Mike Zeigler: I think it's that internal monologue is the juvenile part that remains throughout life. You know, am I loved? Do I matter?
Jeff Cloeter: Yeah, and we don't want to admit that. And those are, you know, not the conversations you have every day. But we were talking earlier, and somebody gave me these three P words that we try to gain our identity by being pretty, popular, or productive. I'm past the stage of being pretty or trying to be pretty or even popular, but productive, especially for a man, you want to earn your way; you want to prove yourself, to produce something that I have value.
Mike Zeigler: Yep.
Jeff Cloeter: We all wrestle to varying degrees with all three of those and that those are striving for a sense of identity and purpose.

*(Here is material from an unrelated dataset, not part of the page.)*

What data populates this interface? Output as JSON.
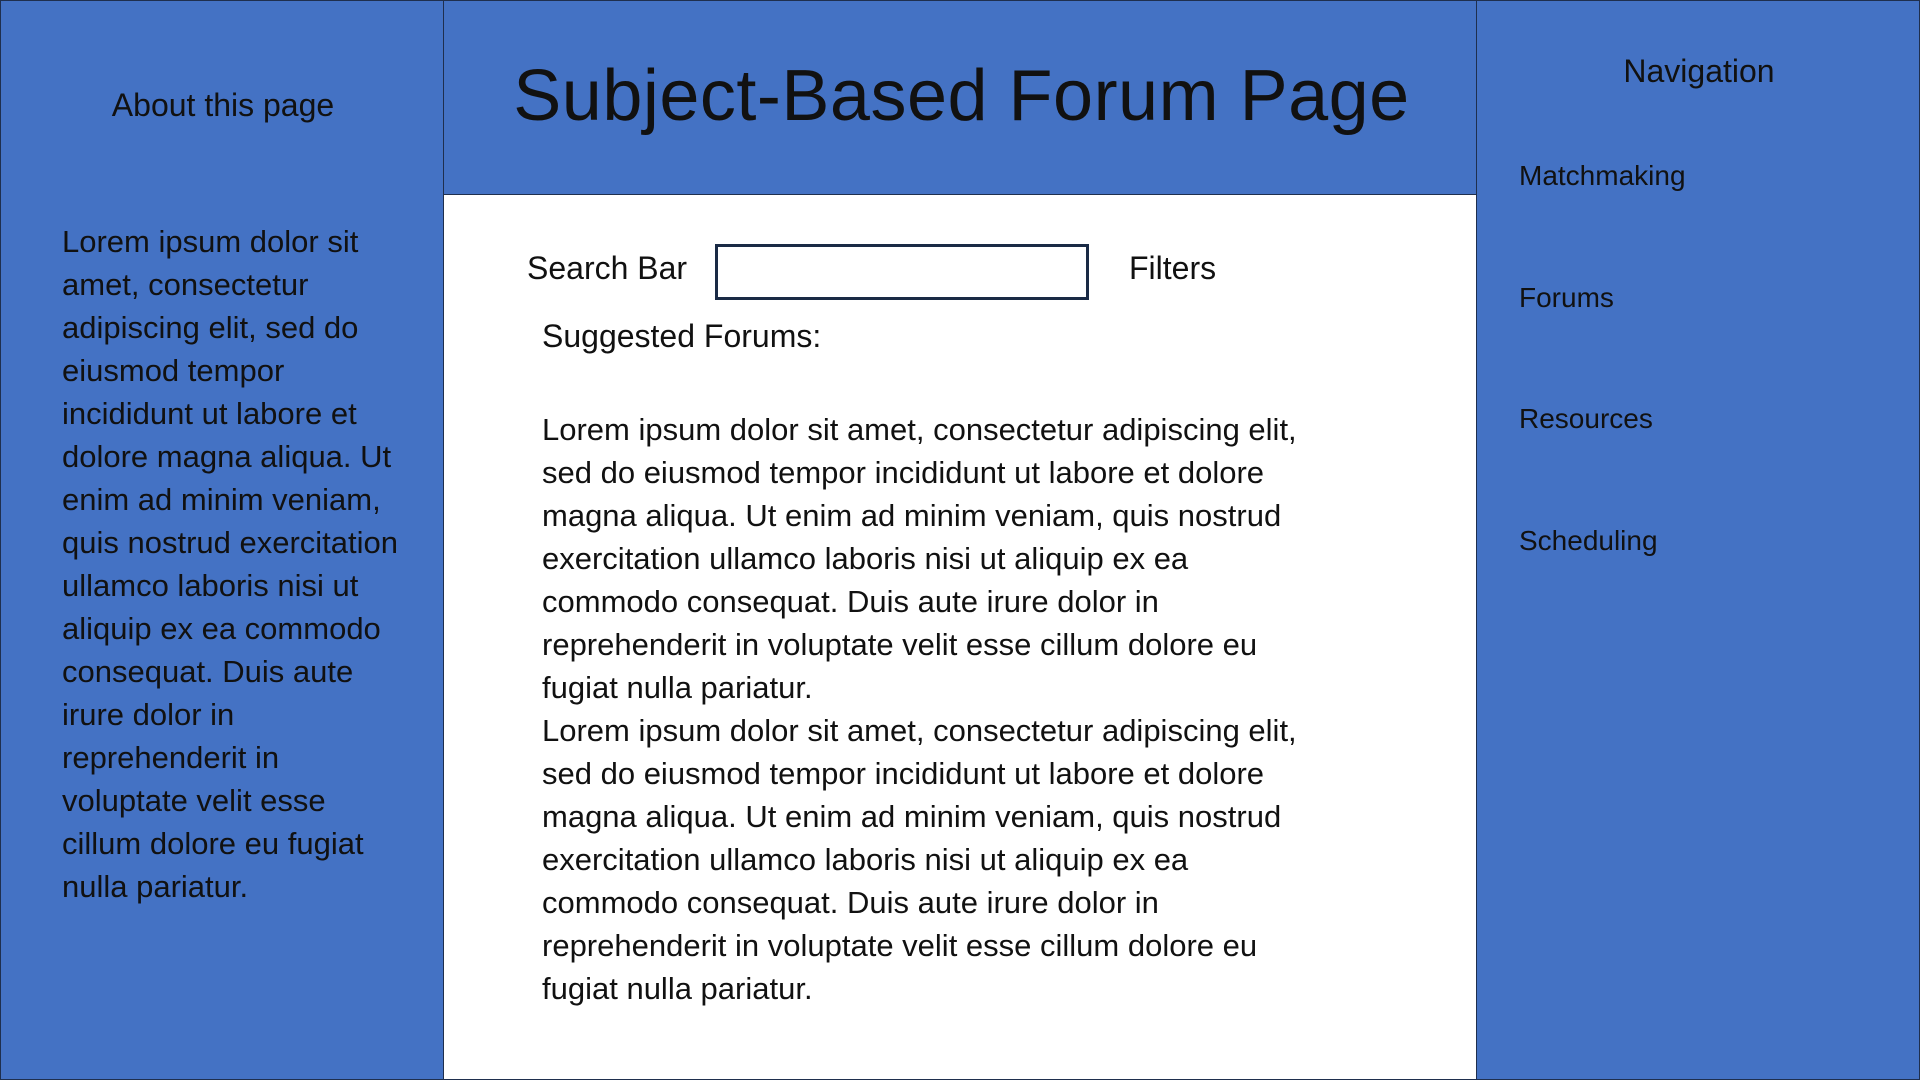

Mike Zeigler: You talk about how God's grace and God's Word remind us who we are—that we are loved and sent. And that grace and Word always comes to us in embodied community, a church, not necessarily an institution, but a group of people who are committed to the love of God and the mission of God. So what would you say to people who—you've heard people make this comment like—"I've got God, I believe in God. I don't need to go to church. How would you respond to, to that sentiment?"

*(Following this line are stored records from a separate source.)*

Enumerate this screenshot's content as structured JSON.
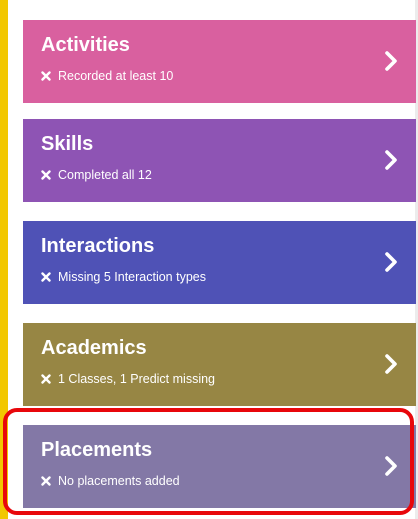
{
  "cards": [
    {
      "title": "Activities",
      "status": "Recorded at least 10",
      "status_icon": "close-icon",
      "color": "#d9609f"
    },
    {
      "title": "Skills",
      "status": "Completed all 12",
      "status_icon": "close-icon",
      "color": "#8e54b4"
    },
    {
      "title": "Interactions",
      "status": "Missing 5 Interaction types",
      "status_icon": "close-icon",
      "color": "#4f52b6"
    },
    {
      "title": "Academics",
      "status": "1 Classes, 1 Predict missing",
      "status_icon": "close-icon",
      "color": "#978644"
    },
    {
      "title": "Placements",
      "status": "No placements added",
      "status_icon": "close-icon",
      "color": "#8378a6",
      "highlighted": true
    }
  ],
  "highlight_color": "#e8070b",
  "frame_accent_color": "#f2c700"
}
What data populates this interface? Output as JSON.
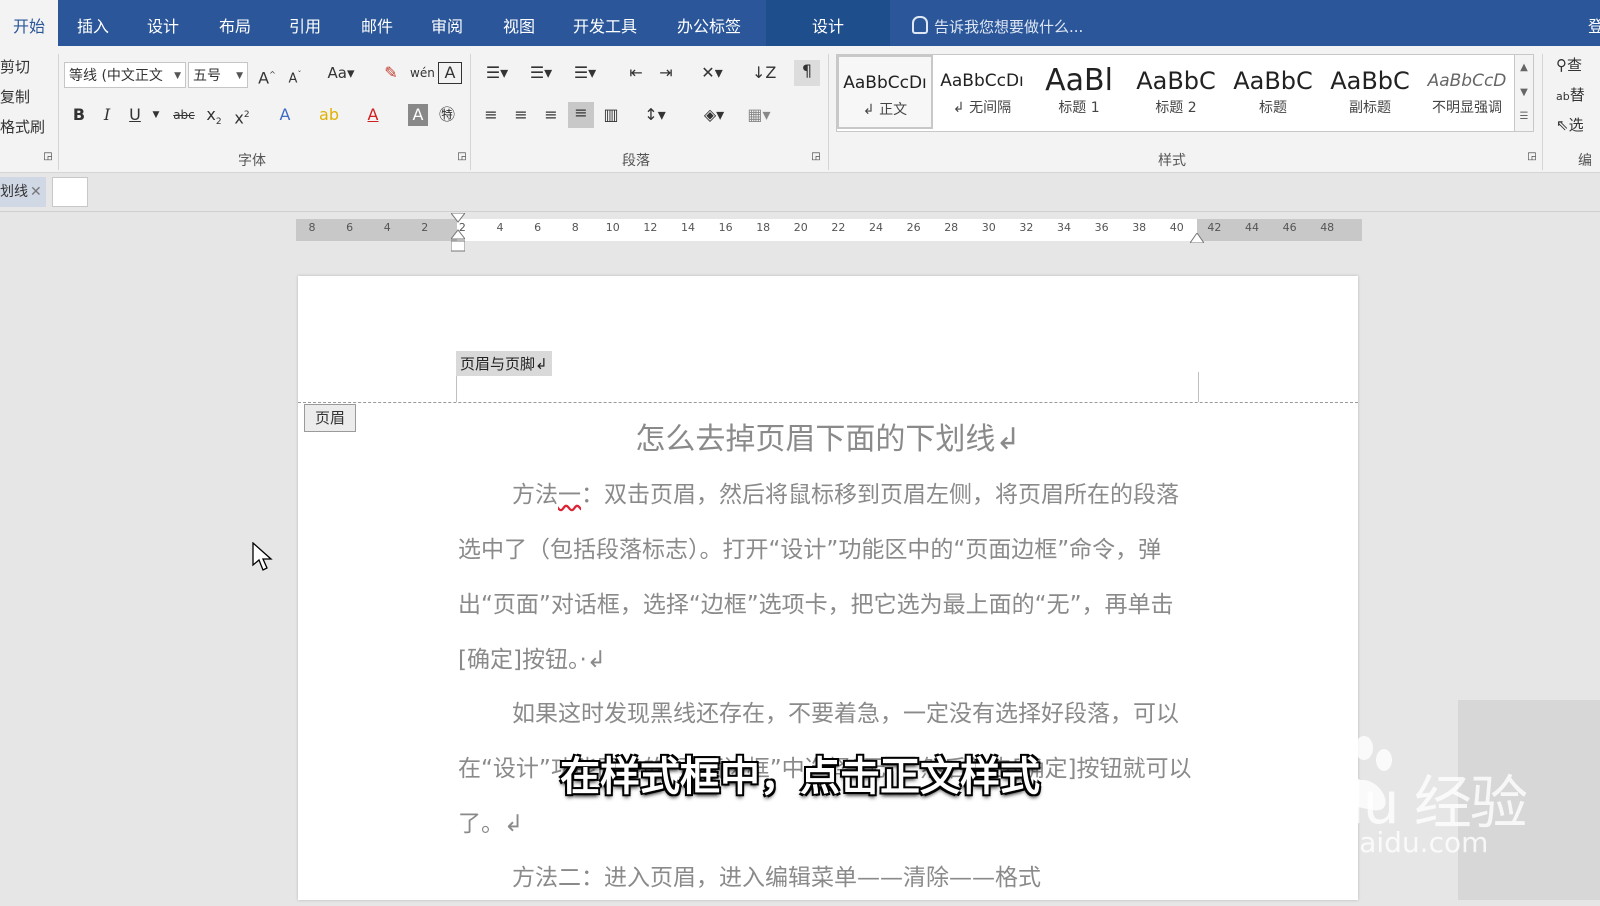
{
  "ribbon_tabs": [
    {
      "label": "开始",
      "active": true
    },
    {
      "label": "插入"
    },
    {
      "label": "设计"
    },
    {
      "label": "布局"
    },
    {
      "label": "引用"
    },
    {
      "label": "邮件"
    },
    {
      "label": "审阅"
    },
    {
      "label": "视图"
    },
    {
      "label": "开发工具"
    },
    {
      "label": "办公标签"
    },
    {
      "label": "设计",
      "contextual": true
    }
  ],
  "tell_me": "告诉我您想要做什么...",
  "login": "登",
  "clipboard": {
    "cut": "剪切",
    "copy": "复制",
    "format_painter": "格式刷"
  },
  "font": {
    "name": "等线 (中文正文",
    "size": "五号",
    "group_label": "字体"
  },
  "paragraph": {
    "group_label": "段落"
  },
  "styles": {
    "group_label": "样式",
    "items": [
      {
        "sample": "AaBbCcDı",
        "name": "↲ 正文",
        "selected": true
      },
      {
        "sample": "AaBbCcDı",
        "name": "↲ 无间隔"
      },
      {
        "sample": "AaBl",
        "name": "标题 1"
      },
      {
        "sample": "AaBbC",
        "name": "标题 2"
      },
      {
        "sample": "AaBbC",
        "name": "标题"
      },
      {
        "sample": "AaBbC",
        "name": "副标题"
      },
      {
        "sample": "AaBbCcD",
        "name": "不明显强调"
      }
    ]
  },
  "editing": {
    "find": "查",
    "replace": "替",
    "select": "选",
    "group_label": "编"
  },
  "doc_tab": {
    "label": "划线"
  },
  "ruler": {
    "labels": [
      "8",
      "6",
      "4",
      "2",
      "2",
      "4",
      "6",
      "8",
      "10",
      "12",
      "14",
      "16",
      "18",
      "20",
      "22",
      "24",
      "26",
      "28",
      "30",
      "32",
      "34",
      "36",
      "38",
      "40",
      "42",
      "44",
      "46",
      "48"
    ]
  },
  "document": {
    "header_text": "页眉与页脚↲",
    "header_tag": "页眉",
    "title": "怎么去掉页眉下面的下划线↲",
    "para1_a": "方法",
    "para1_b": "一",
    "para1_c": "：双击页眉，然后将鼠标移到页眉左侧，将页眉所在的段落选中了（包括段落标志）。打开“设计”功能区中的“页面边框”命令，弹出“页面”对话框，选择“边框”选项卡，把它选为最上面的“无”，再单击[确定]按钮。·↲",
    "para2": "如果这时发现黑线还存在，不要着急，一定没有选择好段落，可以在“设计”功能区中的“页面边框”中选择“无”，然后单击[确定]按钮就可以了。↲",
    "para3": "方法二：进入页眉，进入编辑菜单——清除——格式"
  },
  "caption": "在样式框中，点击正文样式",
  "watermark": {
    "brand": "Bai  du 经验",
    "url": "jingyan.baidu.com"
  }
}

Jeff Cloeter: Yeah, that's a good question. We're on the radio, correct?
Mike Zeigler: Right. We are.
Jeff Cloeter: So there might be somebody listening who would say,
Mike Zeigler: "I listen to the radio." Yeah.
Jeff Cloeter: "I don't need to go to church." So that's a very real thing. And especially today I'd say among younger generations that we've experienced that.
Mike Zeigler: Sure.
Jeff Cloeter: Where, as you said, maybe the institution or the organization of the church, and I understand that to go to church can be spoken in a way that is that it's just a right or a ritual or a motion that I go through—we're not talking about that. The question I would ask is are you connected to Christ, or do you want to be connected to Christ? If so, then you are connected to His body. You're connected to a community, a family, whether you like it or not. That's really the critical question because it's dangerous to be alone. It's absolutely dangerous to be alone from God, most certainly, but God gives us people, and we don't want to be the straying cattle in the National Geographic videos that kind of gets away from the herd and gets picked off by the hyena. That happens in the life of Christians. And so community is where we find the grace of God embodied. So it's Loved and Sent: How These Two Words Define Who You Are and Why You Matter. A book by pastor Jeff Cloeter, check it out and know that you are—loved and sent.
Music Selections for this program:
"A Mighty Fortress" arranged by Chris Bergmann. Used by permission.
"Stay Awake, Be Ready" by Christopher Walker (© OCP Publications) Used by permission.
"Savior of the Nations, Come" From The Concordia Organist (© 2009 Concordia Publishing House)